[Task material Boundary: Start]

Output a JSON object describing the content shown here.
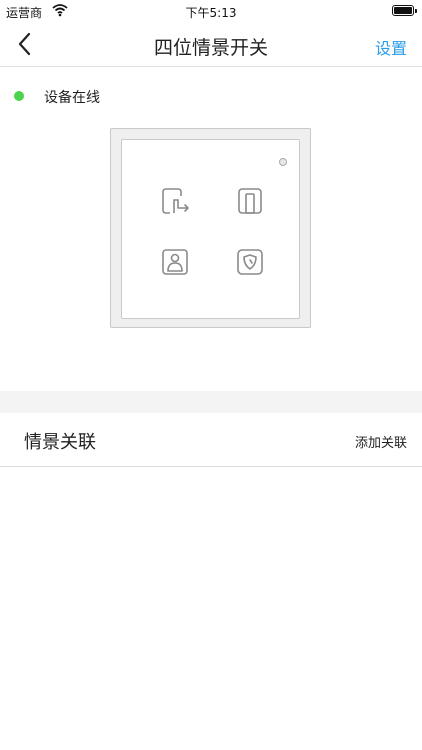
{
  "status_bar": {
    "carrier": "运营商",
    "time": "下午5:13"
  },
  "nav": {
    "title": "四位情景开关",
    "settings_label": "设置"
  },
  "device": {
    "status_text": "设备在线",
    "status_color": "#4cd24c"
  },
  "switch_keys": [
    {
      "icon": "leave-home-icon"
    },
    {
      "icon": "door-icon"
    },
    {
      "icon": "person-icon"
    },
    {
      "icon": "shield-icon"
    }
  ],
  "scene_association": {
    "title": "情景关联",
    "add_label": "添加关联"
  },
  "colors": {
    "accent": "#2b9ee8",
    "online": "#4cd24c",
    "icon_stroke": "#8a8a8a"
  }
}
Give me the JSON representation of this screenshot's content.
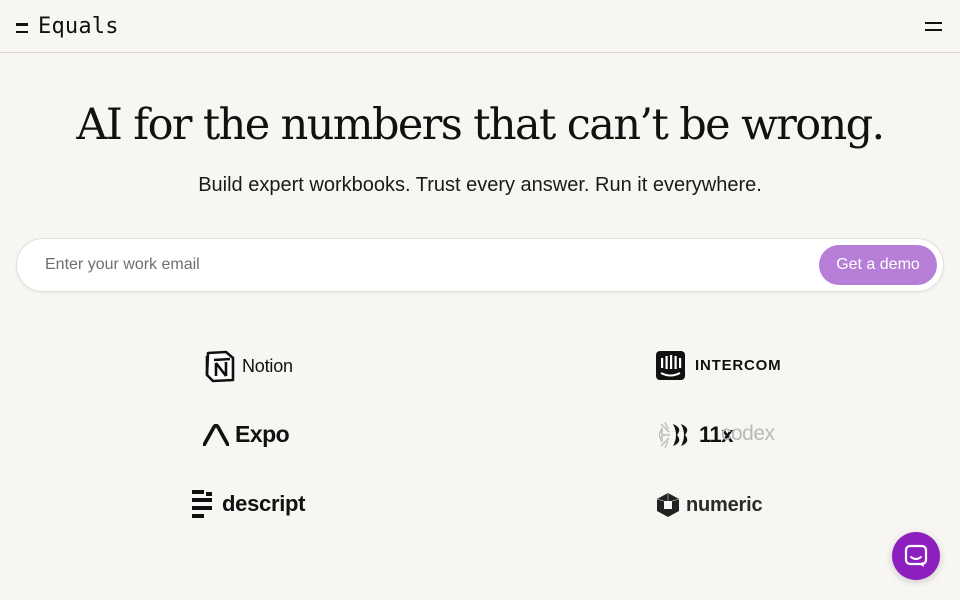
{
  "header": {
    "brand": "Equals",
    "menu_icon": "hamburger-menu-icon"
  },
  "hero": {
    "headline": "AI for the numbers that can’t be wrong.",
    "subheadline": "Build expert workbooks. Trust every answer. Run it everywhere."
  },
  "signup": {
    "email_placeholder": "Enter your work email",
    "email_value": "",
    "cta_label": "Get a demo",
    "cta_color": "#b67ed6"
  },
  "customer_logos": {
    "left": [
      "Notion",
      "Expo",
      "descript"
    ],
    "right": [
      "INTERCOM",
      "11x",
      "numeric"
    ],
    "right_faded_overlay": "codex"
  },
  "chat": {
    "icon": "chat-bubble-icon",
    "color": "#8e1fbf"
  }
}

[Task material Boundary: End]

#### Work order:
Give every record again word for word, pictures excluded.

#### Answer section:
Output a JSON object describing the content shown here.
{
  "status_bar": {
    "carrier": "运营商",
    "time": "下午5:13"
  },
  "nav": {
    "title": "四位情景开关",
    "settings_label": "设置"
  },
  "device": {
    "status_text": "设备在线",
    "status_color": "#4cd24c"
  },
  "switch_keys": [
    {
      "icon": "leave-home-icon"
    },
    {
      "icon": "door-icon"
    },
    {
      "icon": "person-icon"
    },
    {
      "icon": "shield-icon"
    }
  ],
  "scene_association": {
    "title": "情景关联",
    "add_label": "添加关联"
  },
  "colors": {
    "accent": "#2b9ee8",
    "online": "#4cd24c",
    "icon_stroke": "#8a8a8a"
  }
}
Give me the JSON representation of this screenshot's content.
{
  "header": {
    "brand": "Equals",
    "menu_icon": "hamburger-menu-icon"
  },
  "hero": {
    "headline": "AI for the numbers that can’t be wrong.",
    "subheadline": "Build expert workbooks. Trust every answer. Run it everywhere."
  },
  "signup": {
    "email_placeholder": "Enter your work email",
    "email_value": "",
    "cta_label": "Get a demo",
    "cta_color": "#b67ed6"
  },
  "customer_logos": {
    "left": [
      "Notion",
      "Expo",
      "descript"
    ],
    "right": [
      "INTERCOM",
      "11x",
      "numeric"
    ],
    "right_faded_overlay": "codex"
  },
  "chat": {
    "icon": "chat-bubble-icon",
    "color": "#8e1fbf"
  }
}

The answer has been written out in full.